What is the future of ‘things’? How can we improve ‘things’? With the internet, almost anything is possible!
So what should we do first? Set our ovens up to cook our dinner for us before we even get home? Set our cups up to tell us how strong the drinks are we’re making and keep track of how much we’ve had to drink all night. What about rigging up an office chair to tweet every time someone farts on it?

Yes, that’s right. A chair that tells the world when you fart.

Randy Sarafan set up his office chair, using a natural gas detecter, and rigged it so every time he farted while sitting on said chair, the world knew in seconds.

It’s this kind of advancement in technology that creates wonder in how efficient and effective this could be in the future. While tweeting due to farts is probably not the most amazing thing in the world, just think of the possibilities that the internet of ‘things’ can bring to you.

The internet of things could be efficient in so many ways. Life would become much more convenient. As Bleecker (2006) states, these things become “first-class a-list producers of conversations in the same way that human bloggers do” and this is done through “starting, maintaining and being critical attractors in conversations around topics that have relevance and meaning to others who have a stake in that discussion”.

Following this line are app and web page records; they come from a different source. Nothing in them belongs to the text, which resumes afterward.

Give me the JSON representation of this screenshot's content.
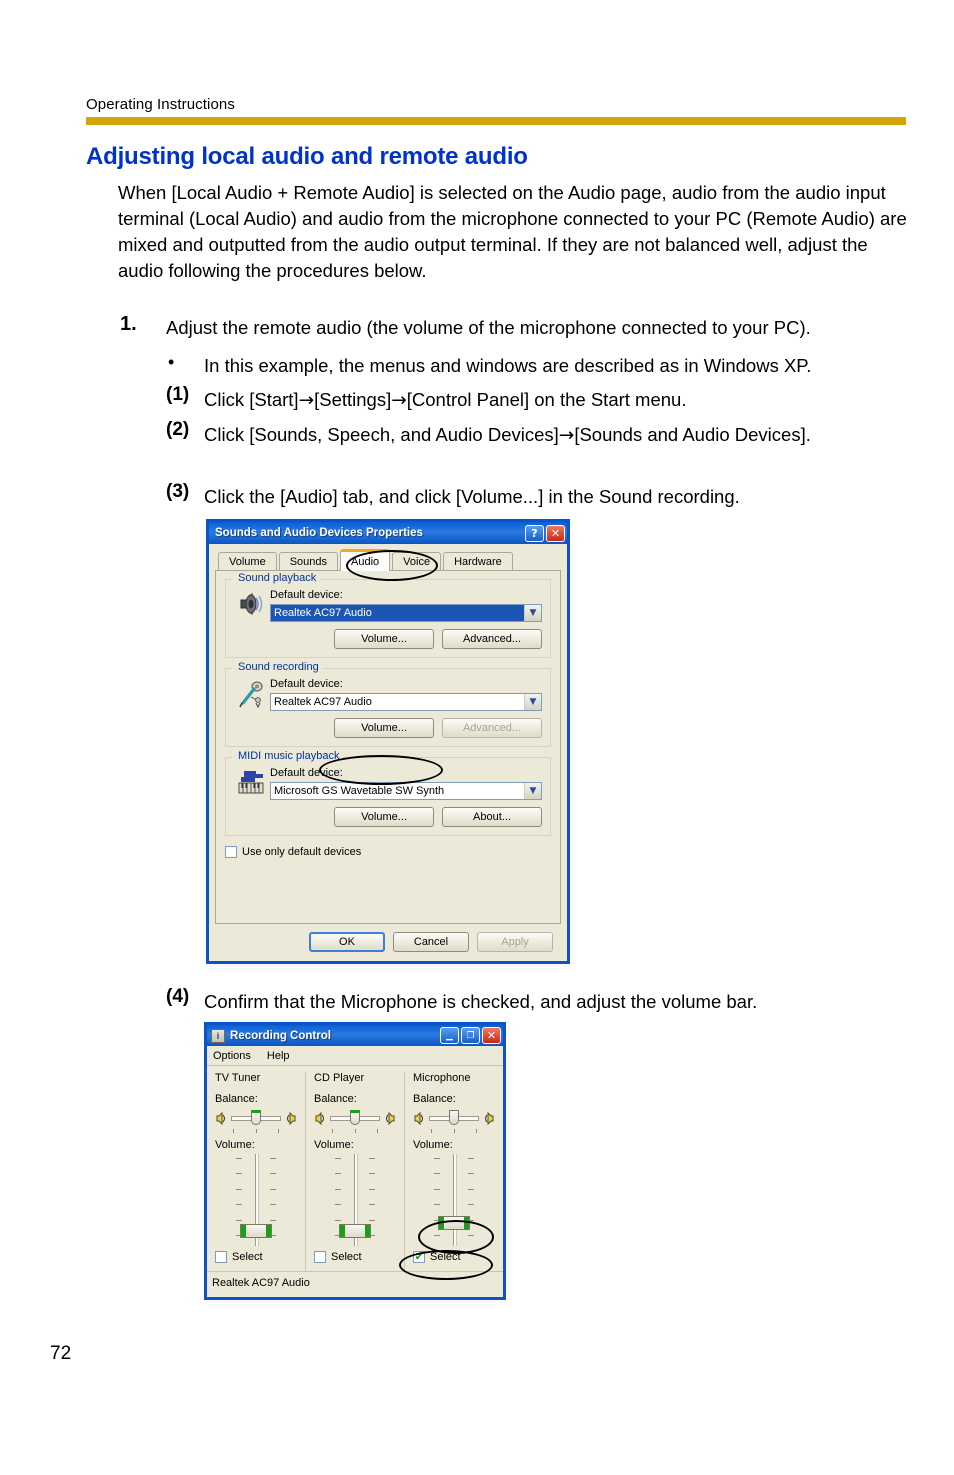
{
  "page": {
    "running_head": "Operating Instructions",
    "page_number": "72",
    "rule_color": "#d4a509",
    "heading_color": "#0033cc"
  },
  "section": {
    "title": "Adjusting local audio and remote audio",
    "intro": "When [Local Audio + Remote Audio] is selected on the Audio page, audio from the audio input terminal (Local Audio) and audio from the microphone connected to your PC (Remote Audio) are mixed and outputted from the audio output terminal. If they are not balanced well, adjust the audio following the procedures below."
  },
  "steps": {
    "step1_number": "1.",
    "step1_text": "Adjust the remote audio (the volume of the microphone connected to your PC).",
    "bullet_marker": "•",
    "bullet_text": "In this example, the menus and windows are described as in Windows XP.",
    "sub1_number": "(1)",
    "sub1_text_a": "Click [Start]",
    "sub1_arrow1": "→",
    "sub1_text_b": "[Settings]",
    "sub1_arrow2": "→",
    "sub1_text_c": "[Control Panel] on the Start menu.",
    "sub2_number": "(2)",
    "sub2_text_a": "Click [Sounds, Speech, and Audio Devices]",
    "sub2_arrow1": "→",
    "sub2_text_b": "[Sounds and Audio Devices].",
    "sub3_number": "(3)",
    "sub3_text": "Click the [Audio] tab, and click [Volume...] in the Sound recording.",
    "sub4_number": "(4)",
    "sub4_text": "Confirm that the Microphone is checked, and adjust the volume bar."
  },
  "sounds_dialog": {
    "title": "Sounds and Audio Devices Properties",
    "help_button": "?",
    "close_button": "✕",
    "tabs": [
      {
        "label": "Volume",
        "active": false
      },
      {
        "label": "Sounds",
        "active": false
      },
      {
        "label": "Audio",
        "active": true
      },
      {
        "label": "Voice",
        "active": false
      },
      {
        "label": "Hardware",
        "active": false
      }
    ],
    "sound_playback": {
      "legend": "Sound playback",
      "device_label": "Default device:",
      "device_value": "Realtek AC97 Audio",
      "volume_button": "Volume...",
      "advanced_button": "Advanced..."
    },
    "sound_recording": {
      "legend": "Sound recording",
      "device_label": "Default device:",
      "device_value": "Realtek AC97 Audio",
      "volume_button": "Volume...",
      "advanced_button": "Advanced..."
    },
    "midi_playback": {
      "legend": "MIDI music playback",
      "device_label": "Default device:",
      "device_value": "Microsoft GS Wavetable SW Synth",
      "volume_button": "Volume...",
      "about_button": "About..."
    },
    "use_only_default_label": "Use only default devices",
    "footer": {
      "ok": "OK",
      "cancel": "Cancel",
      "apply": "Apply"
    }
  },
  "recording_control": {
    "title": "Recording Control",
    "minimize_button": "_",
    "maximize_button": "□",
    "close_button": "✕",
    "menus": [
      "Options",
      "Help"
    ],
    "channels": [
      {
        "name": "TV Tuner",
        "balance_label": "Balance:",
        "volume_label": "Volume:",
        "select_label": "Select",
        "selected": false,
        "balance_percent": 50,
        "volume_percent": 20
      },
      {
        "name": "CD Player",
        "balance_label": "Balance:",
        "volume_label": "Volume:",
        "select_label": "Select",
        "selected": false,
        "balance_percent": 50,
        "volume_percent": 20
      },
      {
        "name": "Microphone",
        "balance_label": "Balance:",
        "volume_label": "Volume:",
        "select_label": "Select",
        "selected": true,
        "balance_percent": 50,
        "volume_percent": 26
      }
    ],
    "status_text": "Realtek AC97 Audio",
    "check_glyph": "✔"
  }
}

These objects will be able to think for themselves and make life more convenient.

So what does this mean for the world? Where do these ideas come from? Who would invent a chair that tweets when you fart? The fact is, when it comes to ‘The Internet of Things’, you mix your imagination and the internet, and the limits are almost endless!

You want a pair of socks that measures the smell intensity of your feet and tracks? You make it! You want a tie that plays your favourite song when you walk into a crowded room so you can strut your stuff? I don’t know how you’d do it, but if you want it, you make it!

Imagination + internet = endless new invention ideas!

Bleecker, J. (2006) ‘Why Things Matter: A Manifesto for networked objects’